** Problem to work on **
Write the data below out again, exactly as each line reads.

** Record set **
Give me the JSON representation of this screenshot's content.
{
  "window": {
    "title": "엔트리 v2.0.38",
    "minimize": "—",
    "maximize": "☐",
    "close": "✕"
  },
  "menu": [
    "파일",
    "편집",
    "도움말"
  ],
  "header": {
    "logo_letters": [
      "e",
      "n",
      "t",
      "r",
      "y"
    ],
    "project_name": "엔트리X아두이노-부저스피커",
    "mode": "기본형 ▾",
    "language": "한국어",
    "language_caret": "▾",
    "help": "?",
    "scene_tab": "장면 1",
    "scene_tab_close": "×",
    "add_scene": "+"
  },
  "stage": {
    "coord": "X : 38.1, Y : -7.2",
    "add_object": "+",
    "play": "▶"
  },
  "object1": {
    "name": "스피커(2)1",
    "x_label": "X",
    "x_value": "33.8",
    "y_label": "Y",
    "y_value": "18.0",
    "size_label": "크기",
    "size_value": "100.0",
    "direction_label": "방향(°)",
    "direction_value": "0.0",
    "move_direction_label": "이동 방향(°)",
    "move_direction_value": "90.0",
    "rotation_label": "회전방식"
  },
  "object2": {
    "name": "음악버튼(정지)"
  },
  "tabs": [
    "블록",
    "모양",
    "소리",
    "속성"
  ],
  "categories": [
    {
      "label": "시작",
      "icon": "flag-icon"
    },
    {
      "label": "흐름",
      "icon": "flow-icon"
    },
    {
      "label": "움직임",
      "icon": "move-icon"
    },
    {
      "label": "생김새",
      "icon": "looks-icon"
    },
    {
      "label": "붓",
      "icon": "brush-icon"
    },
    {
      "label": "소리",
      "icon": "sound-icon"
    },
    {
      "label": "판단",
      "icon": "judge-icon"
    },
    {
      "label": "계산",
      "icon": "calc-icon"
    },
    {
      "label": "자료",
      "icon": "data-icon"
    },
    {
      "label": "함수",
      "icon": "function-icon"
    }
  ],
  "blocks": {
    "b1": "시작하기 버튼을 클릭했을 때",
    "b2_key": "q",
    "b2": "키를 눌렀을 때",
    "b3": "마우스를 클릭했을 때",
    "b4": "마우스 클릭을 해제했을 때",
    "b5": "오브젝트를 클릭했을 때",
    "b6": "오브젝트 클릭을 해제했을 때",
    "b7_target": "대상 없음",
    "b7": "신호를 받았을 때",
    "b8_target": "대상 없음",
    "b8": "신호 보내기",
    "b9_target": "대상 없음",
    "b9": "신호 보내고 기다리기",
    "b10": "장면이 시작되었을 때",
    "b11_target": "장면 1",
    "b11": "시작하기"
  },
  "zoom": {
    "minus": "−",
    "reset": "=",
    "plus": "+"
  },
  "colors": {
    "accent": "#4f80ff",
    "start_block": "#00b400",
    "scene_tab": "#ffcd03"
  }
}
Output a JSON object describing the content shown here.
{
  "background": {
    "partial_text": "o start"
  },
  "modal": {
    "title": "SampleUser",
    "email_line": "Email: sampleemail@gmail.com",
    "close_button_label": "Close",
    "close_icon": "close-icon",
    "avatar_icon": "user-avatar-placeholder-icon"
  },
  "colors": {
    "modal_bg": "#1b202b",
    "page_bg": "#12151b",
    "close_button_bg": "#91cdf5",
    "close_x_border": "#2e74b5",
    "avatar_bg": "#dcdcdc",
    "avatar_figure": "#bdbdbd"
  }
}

** Result of the task **
Give me the JSON representation of this screenshot's content.
{
  "window": {
    "title": "엔트리 v2.0.38",
    "minimize": "—",
    "maximize": "☐",
    "close": "✕"
  },
  "menu": [
    "파일",
    "편집",
    "도움말"
  ],
  "header": {
    "logo_letters": [
      "e",
      "n",
      "t",
      "r",
      "y"
    ],
    "project_name": "엔트리X아두이노-부저스피커",
    "mode": "기본형 ▾",
    "language": "한국어",
    "language_caret": "▾",
    "help": "?",
    "scene_tab": "장면 1",
    "scene_tab_close": "×",
    "add_scene": "+"
  },
  "stage": {
    "coord": "X : 38.1, Y : -7.2",
    "add_object": "+",
    "play": "▶"
  },
  "object1": {
    "name": "스피커(2)1",
    "x_label": "X",
    "x_value": "33.8",
    "y_label": "Y",
    "y_value": "18.0",
    "size_label": "크기",
    "size_value": "100.0",
    "direction_label": "방향(°)",
    "direction_value": "0.0",
    "move_direction_label": "이동 방향(°)",
    "move_direction_value": "90.0",
    "rotation_label": "회전방식"
  },
  "object2": {
    "name": "음악버튼(정지)"
  },
  "tabs": [
    "블록",
    "모양",
    "소리",
    "속성"
  ],
  "categories": [
    {
      "label": "시작",
      "icon": "flag-icon"
    },
    {
      "label": "흐름",
      "icon": "flow-icon"
    },
    {
      "label": "움직임",
      "icon": "move-icon"
    },
    {
      "label": "생김새",
      "icon": "looks-icon"
    },
    {
      "label": "붓",
      "icon": "brush-icon"
    },
    {
      "label": "소리",
      "icon": "sound-icon"
    },
    {
      "label": "판단",
      "icon": "judge-icon"
    },
    {
      "label": "계산",
      "icon": "calc-icon"
    },
    {
      "label": "자료",
      "icon": "data-icon"
    },
    {
      "label": "함수",
      "icon": "function-icon"
    }
  ],
  "blocks": {
    "b1": "시작하기 버튼을 클릭했을 때",
    "b2_key": "q",
    "b2": "키를 눌렀을 때",
    "b3": "마우스를 클릭했을 때",
    "b4": "마우스 클릭을 해제했을 때",
    "b5": "오브젝트를 클릭했을 때",
    "b6": "오브젝트 클릭을 해제했을 때",
    "b7_target": "대상 없음",
    "b7": "신호를 받았을 때",
    "b8_target": "대상 없음",
    "b8": "신호 보내기",
    "b9_target": "대상 없음",
    "b9": "신호 보내고 기다리기",
    "b10": "장면이 시작되었을 때",
    "b11_target": "장면 1",
    "b11": "시작하기"
  },
  "zoom": {
    "minus": "−",
    "reset": "=",
    "plus": "+"
  },
  "colors": {
    "accent": "#4f80ff",
    "start_block": "#00b400",
    "scene_tab": "#ffcd03"
  }
}
Output a JSON object describing the content shown here.
{
  "background": {
    "partial_text": "o start"
  },
  "modal": {
    "title": "SampleUser",
    "email_line": "Email: sampleemail@gmail.com",
    "close_button_label": "Close",
    "close_icon": "close-icon",
    "avatar_icon": "user-avatar-placeholder-icon"
  },
  "colors": {
    "modal_bg": "#1b202b",
    "page_bg": "#12151b",
    "close_button_bg": "#91cdf5",
    "close_x_border": "#2e74b5",
    "avatar_bg": "#dcdcdc",
    "avatar_figure": "#bdbdbd"
  }
}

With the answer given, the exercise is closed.